(Items from an interface collection)
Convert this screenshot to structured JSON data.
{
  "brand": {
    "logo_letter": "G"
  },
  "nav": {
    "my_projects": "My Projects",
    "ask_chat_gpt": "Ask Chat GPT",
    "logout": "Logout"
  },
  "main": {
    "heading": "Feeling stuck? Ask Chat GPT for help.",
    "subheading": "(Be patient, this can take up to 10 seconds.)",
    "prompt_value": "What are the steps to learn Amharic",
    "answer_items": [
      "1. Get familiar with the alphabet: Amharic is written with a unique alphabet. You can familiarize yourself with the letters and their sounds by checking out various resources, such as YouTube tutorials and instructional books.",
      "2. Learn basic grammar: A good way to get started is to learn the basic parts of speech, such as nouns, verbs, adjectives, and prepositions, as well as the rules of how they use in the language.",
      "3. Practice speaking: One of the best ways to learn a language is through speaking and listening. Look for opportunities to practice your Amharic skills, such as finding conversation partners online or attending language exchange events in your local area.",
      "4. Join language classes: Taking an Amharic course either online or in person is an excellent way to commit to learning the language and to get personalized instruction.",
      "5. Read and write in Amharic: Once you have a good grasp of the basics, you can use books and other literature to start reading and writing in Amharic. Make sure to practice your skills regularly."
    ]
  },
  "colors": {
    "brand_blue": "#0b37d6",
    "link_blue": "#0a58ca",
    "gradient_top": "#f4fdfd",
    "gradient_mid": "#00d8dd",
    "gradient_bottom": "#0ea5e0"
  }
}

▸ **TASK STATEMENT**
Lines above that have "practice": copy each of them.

▸ **RESULT OF THE TASK**
      "3. Practice speaking: One of the best ways to learn a language is through speaking and listening. Look for opportunities to practice your Amharic skills, such as finding conversation partners online or attending language exchange events in your local area.",
      "5. Read and write in Amharic: Once you have a good grasp of the basics, you can use books and other literature to start reading and writing in Amharic. Make sure to practice your skills regularly."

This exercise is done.